I think you could have handled this much better. You didn't say anything 'wrong', sure. But based on what you have presented here, you didn't say it well at all. You were firm when you needed to be (dealing with a hazard), so that was great. But the guy was new, he made a (big) mistake, the situation was dealt with (even if not to your exact specifics), so move on. Telling him later that he was, in essence, rude and incompetent and you didn't want him around you was (IMO) unprofessional and quite childish, no matter how calmly you said it.

A scientist who is strict about safety and protocol will always be respected. But a scientist who is strict about safety and protocol and is also able to interact well with others will be respected - and hired. Sorry, but its' the truth; I've known plenty of perfectly competent people who have been let go or passed over because of their poor personal skills. Your PI is telling you this too, albeit indirectly. Labs rely on postgrad researchers, as I am sure you know, so if you alienate enough people, the word will get out and you will be seen as the problem that needs to be addressed.

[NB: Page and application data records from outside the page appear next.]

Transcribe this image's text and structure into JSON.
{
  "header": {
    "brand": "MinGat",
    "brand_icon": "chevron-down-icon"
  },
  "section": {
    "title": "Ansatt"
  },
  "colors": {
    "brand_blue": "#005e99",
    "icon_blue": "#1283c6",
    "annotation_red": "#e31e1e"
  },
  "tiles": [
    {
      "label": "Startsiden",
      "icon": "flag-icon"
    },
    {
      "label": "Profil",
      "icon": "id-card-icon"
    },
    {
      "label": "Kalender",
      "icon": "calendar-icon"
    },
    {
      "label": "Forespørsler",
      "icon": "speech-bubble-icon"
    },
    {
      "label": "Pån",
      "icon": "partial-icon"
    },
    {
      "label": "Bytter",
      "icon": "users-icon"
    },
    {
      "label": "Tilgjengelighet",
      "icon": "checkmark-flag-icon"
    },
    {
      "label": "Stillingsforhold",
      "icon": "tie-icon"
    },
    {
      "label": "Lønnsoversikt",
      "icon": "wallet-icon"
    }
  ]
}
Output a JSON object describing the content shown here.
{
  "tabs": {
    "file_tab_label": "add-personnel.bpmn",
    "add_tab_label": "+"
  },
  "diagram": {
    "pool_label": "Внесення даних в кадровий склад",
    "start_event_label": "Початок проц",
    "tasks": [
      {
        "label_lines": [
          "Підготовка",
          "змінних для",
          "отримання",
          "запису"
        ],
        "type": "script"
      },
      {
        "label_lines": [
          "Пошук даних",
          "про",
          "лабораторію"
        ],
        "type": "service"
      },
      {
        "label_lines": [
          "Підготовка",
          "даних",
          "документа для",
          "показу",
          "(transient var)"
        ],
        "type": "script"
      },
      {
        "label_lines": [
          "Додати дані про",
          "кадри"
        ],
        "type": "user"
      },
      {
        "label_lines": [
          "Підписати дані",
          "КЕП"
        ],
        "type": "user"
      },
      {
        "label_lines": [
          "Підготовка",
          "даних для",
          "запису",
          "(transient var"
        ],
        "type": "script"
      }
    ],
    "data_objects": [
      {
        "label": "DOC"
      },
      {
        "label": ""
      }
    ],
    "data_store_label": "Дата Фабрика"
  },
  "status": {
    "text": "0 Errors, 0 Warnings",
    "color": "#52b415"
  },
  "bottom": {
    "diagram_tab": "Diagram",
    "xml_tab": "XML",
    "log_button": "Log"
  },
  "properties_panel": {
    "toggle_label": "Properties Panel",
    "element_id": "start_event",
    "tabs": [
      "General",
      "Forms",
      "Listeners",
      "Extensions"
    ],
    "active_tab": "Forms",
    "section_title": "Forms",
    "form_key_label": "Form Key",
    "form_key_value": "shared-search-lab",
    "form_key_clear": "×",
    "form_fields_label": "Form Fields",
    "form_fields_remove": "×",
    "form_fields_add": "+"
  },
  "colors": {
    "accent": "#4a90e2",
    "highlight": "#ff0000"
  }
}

I feel like I've been very harsh in telling you not to be so harsh - its' just that in my experience, you don't need to act like this to ensure that the lab works efficiently and safely.